Affected children are born with collodion membrane covering the whole body. Clear-cut bathing suit distribution of the large gray or brownish scales becomes evident few weeks later. It is distributed mainly on the warmer areas such as mid-trunk, axillary region, and scalp. In some patients, there might be an involvement of elbows and popliteal fossa.[3] Typical sparing of central face, buttocks, limbs, and suprarenal lumbar area is seen.[1],[3] Striking distribution of BSI is explained by the role of temperature affecting the activity of mutated TGM1 enzyme, where the activity of TGM1 enzyme is lost at temperature >33°.[5],[6] Worsening of the skin lesions in summer is also explained similarly. In addition to the typical distribution, autosomal recessive inheritance and the absence of systemic abnormalities are the key features of this disorder.[7] Histologically, BSI is characterized by orthohyperkeratosis and acanthosis. BSI has a good prognosis due to limited skin involvement with fewer complications. Hence, parents need to be counseled about the nature of the condition. Therapeutic options are topical formulations and systemic therapies. Topical measures include emollients, keratolytics, and topical retinoids, whereas severe cases require systemic retinoids.

To our knowledge, there are no cases reported from this part of the globe. In the above-described cases, all children were female and presented with characteristic phenotype of BSI. The first case had involvement of popliteal fossa in addition to bathing suit area. All the children had no systemic abnormalities except for hypothyroidism in the first child.

Declaration of patient consent

The authors certify that they have obtained all appropriate patient consent forms.
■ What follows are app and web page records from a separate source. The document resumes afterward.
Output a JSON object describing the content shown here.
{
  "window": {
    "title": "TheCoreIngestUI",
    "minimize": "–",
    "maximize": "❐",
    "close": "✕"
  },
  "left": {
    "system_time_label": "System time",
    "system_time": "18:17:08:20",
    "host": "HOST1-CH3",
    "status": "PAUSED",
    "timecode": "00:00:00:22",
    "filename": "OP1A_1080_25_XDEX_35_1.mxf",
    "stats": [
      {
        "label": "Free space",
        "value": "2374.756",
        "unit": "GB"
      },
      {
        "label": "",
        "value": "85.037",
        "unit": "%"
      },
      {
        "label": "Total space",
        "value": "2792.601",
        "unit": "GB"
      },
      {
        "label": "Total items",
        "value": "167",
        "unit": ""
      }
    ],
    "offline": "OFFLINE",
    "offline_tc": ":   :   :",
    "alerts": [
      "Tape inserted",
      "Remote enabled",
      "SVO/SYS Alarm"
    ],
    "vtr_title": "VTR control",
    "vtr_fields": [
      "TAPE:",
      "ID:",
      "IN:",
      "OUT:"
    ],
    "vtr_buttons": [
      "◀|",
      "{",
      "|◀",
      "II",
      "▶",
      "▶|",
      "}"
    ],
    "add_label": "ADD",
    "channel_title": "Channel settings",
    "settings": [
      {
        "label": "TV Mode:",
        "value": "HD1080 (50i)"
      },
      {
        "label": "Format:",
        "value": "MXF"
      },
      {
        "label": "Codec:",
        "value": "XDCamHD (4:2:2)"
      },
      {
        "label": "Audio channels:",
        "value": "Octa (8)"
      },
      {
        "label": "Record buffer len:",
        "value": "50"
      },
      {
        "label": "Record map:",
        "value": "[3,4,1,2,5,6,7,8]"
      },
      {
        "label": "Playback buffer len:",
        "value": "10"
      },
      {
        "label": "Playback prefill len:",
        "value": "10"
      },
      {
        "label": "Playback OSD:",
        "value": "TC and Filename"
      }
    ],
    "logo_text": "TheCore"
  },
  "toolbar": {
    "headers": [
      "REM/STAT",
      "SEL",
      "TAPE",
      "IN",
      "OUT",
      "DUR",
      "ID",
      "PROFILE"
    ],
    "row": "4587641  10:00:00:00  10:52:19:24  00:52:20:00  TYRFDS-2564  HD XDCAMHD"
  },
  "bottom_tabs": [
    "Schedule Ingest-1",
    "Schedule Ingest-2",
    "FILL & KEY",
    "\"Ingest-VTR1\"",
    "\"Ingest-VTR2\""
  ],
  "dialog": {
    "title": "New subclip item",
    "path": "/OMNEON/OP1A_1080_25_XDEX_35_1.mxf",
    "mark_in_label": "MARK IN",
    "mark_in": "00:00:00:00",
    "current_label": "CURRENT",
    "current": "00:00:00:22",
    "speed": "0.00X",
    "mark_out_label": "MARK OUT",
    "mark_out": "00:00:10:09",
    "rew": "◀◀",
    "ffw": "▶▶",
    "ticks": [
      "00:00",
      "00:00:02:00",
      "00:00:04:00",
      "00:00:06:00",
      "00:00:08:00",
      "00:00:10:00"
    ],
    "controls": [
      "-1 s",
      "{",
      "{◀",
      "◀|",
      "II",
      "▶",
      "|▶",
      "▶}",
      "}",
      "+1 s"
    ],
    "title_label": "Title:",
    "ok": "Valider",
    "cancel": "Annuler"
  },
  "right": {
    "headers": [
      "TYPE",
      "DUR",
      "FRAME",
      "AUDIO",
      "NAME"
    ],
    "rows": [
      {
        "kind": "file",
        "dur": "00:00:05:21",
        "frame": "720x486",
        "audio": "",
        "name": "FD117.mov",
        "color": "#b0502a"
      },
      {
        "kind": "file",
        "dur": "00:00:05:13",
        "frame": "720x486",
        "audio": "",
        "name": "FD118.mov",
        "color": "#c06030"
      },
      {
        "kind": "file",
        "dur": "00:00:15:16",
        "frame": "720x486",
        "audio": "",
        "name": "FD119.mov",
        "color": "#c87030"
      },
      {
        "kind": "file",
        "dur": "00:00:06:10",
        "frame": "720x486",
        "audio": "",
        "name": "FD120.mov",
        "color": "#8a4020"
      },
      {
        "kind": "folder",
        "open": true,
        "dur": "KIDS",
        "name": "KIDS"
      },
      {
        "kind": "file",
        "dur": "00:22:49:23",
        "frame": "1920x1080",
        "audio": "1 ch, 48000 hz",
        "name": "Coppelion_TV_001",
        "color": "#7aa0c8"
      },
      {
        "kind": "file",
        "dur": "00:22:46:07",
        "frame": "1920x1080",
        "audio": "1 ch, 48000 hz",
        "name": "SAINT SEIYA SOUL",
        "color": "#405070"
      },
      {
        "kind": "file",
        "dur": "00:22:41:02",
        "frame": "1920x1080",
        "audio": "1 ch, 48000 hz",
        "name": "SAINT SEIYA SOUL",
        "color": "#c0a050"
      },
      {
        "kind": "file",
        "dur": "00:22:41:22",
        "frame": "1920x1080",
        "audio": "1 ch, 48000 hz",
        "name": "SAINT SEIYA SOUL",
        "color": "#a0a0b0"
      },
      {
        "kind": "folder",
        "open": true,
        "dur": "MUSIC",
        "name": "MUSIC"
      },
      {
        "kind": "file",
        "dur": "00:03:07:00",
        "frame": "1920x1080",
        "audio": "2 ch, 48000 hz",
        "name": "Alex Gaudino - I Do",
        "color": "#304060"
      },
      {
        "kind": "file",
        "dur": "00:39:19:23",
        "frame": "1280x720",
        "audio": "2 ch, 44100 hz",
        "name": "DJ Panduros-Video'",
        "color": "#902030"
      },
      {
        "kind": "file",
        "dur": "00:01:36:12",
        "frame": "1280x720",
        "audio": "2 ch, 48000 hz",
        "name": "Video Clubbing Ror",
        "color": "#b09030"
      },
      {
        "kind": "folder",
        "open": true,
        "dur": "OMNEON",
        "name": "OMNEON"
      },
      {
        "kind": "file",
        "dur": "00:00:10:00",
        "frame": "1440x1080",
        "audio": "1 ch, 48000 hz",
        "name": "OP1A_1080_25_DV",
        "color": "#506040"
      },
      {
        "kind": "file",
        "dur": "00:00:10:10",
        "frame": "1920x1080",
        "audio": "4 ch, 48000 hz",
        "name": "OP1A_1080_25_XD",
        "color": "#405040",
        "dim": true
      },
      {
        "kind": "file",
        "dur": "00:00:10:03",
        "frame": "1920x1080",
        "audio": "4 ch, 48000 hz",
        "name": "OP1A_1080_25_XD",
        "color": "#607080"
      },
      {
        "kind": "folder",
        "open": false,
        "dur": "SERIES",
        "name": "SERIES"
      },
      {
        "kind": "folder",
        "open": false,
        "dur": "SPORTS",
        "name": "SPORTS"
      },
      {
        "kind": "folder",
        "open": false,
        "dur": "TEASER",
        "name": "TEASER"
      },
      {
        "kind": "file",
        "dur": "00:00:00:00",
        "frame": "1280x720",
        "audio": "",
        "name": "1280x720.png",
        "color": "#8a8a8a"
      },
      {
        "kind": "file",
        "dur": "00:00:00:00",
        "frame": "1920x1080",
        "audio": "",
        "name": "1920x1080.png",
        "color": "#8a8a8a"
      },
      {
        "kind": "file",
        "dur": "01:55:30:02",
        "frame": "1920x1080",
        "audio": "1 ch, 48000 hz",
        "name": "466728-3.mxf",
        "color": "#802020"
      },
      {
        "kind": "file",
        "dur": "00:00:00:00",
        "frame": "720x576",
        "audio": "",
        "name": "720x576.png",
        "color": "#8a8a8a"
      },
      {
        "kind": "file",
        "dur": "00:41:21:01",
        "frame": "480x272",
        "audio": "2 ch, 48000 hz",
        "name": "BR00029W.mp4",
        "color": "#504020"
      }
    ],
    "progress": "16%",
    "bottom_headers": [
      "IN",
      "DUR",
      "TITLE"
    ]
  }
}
In the form the patient(s) has/have given his/her/their consent for his/her/their images and other clinical information to be reported in the journal. The patients understand that their names and initials will not be published and due efforts will be made to conceal their identity, but anonymity cannot be guaranteed.

Financial support and sponsorship

Nil.

Conflicts of interest

There are no conflicts of interest.



 
  References Top

1.
Benmously-Mlika R, Zaouak A, Mrad R, Laaroussi N, Abdelhak S, Hovnanian A, et al. Bathing suit ichthyosis caused by a TGM1 mutation in a Tunisian child. Int J Dermatol 2014;53:1478-80.  Back to cited text no. 1
    
2.
Hackett BC, Fitzgerald D, Watson RM, Hol FA, Irvine AD. Genotype-phenotype correlations with TGM1: Clustering of mutations in the bathing suit ichthyosis and self-healing collodion baby variants of lamellar ichthyosis. Br J Dermatol 2010;162:448-51.  Back to cited text no. 2
    
3.
Trindade F, Fiadeiro T, Torrelo A, Hennies HC, Hausser I, Traupe H, et al. Bathing suit ichthyosis. Eur J Dermatol 2010;20:447-50.  Back to cited text no. 3
    
4.
Arita K, Jacyk WK, Wessagowit V, van Rensburg EJ, Chaplin T, Mein CA, et al. The South African “bathing suit ichthyosis” is a form of lamellar ichthyosis caused by a homozygous missense mutation, p.R315L, in transglutaminase 1. J Invest Dermatol 2007;127:490-3.  Back to cited text no. 4
    
5.
Aufenvenne K, Oji V, Walker T, Becker-Pauly C, Hennies HC, Stöcker W, et al. Transglutaminase-1 and bathing suit ichthyosis: Molecular analysis of gene/environment interactions. J Invest Dermatol 2009;129:2068-71.  Back to cited text no. 5
    
6.
Yamamoto M, Sakaguchi Y, Itoh M, Nakagawa N, Fukunaga A, Hitomi K, et al. Bathing suit ichthyosis with summer exacerbation: A temperature-sensitive case. Br J Dermatol 2012;166:672-4.  Back to cited text no. 6
    
7.
Oji V, Hautier JM, Ahvazi B, Hausser I, Aufenvenne K, Walker T, et al. Bathing suit ichthyosis is caused by transglutaminase-1 deficiency: Evidence for a temperature-sensitive phenotype. Hum Mol Genet 2006;15:3083-97.  Back to cited text no. 7
    


    Figures

  [Figure 1], [Figure 2], [Figure 3], [Figure 4]



 

Top
 
 
  Search
 
Similar in PUBMED
   Search Pubmed for
   Search in Google Scholar for
 Related articles
Access Statistics
Email Alert *
Add to My List *
* Registration required (free)

 
  In this article
Abstract
Introduction
Case Reports
Discussion
References
Article Figures

 Article Access Statistics
    Viewed717    
    Printed2    
    Emailed0    
    PDF Downloaded93    
    Comments [Add]    

Recommend this journal